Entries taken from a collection
=== Section Start ===
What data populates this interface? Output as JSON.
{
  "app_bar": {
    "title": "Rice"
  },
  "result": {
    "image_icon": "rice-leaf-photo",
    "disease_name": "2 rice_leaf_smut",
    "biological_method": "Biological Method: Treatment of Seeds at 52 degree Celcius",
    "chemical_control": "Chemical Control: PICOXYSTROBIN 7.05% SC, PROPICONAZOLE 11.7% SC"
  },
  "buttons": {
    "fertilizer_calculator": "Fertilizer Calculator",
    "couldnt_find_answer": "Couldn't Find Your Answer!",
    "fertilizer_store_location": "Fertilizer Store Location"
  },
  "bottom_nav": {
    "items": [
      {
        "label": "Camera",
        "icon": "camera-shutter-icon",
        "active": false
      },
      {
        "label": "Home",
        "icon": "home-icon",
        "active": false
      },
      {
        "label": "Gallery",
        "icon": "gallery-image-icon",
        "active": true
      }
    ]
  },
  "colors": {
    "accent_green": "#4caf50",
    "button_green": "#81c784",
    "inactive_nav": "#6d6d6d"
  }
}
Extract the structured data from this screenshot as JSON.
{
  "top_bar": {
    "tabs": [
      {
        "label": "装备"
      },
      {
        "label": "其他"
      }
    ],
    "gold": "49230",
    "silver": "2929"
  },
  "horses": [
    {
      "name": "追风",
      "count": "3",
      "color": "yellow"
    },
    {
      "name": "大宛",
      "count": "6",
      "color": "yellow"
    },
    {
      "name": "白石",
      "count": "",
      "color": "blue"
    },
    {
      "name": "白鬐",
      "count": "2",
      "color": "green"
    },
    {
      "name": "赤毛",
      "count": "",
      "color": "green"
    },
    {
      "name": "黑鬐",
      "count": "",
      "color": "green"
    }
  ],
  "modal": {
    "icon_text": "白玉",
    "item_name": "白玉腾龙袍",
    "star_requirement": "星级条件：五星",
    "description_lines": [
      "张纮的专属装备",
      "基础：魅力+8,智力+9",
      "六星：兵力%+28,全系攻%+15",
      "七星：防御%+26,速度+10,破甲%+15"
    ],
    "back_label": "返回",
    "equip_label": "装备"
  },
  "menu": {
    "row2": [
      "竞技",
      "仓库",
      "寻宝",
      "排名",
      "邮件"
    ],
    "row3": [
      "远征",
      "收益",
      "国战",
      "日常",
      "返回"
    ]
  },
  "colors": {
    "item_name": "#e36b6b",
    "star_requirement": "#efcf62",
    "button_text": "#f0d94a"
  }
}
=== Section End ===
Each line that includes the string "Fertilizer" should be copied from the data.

    "fertilizer_calculator": "Fertilizer Calculator",
    "fertilizer_store_location": "Fertilizer Store Location"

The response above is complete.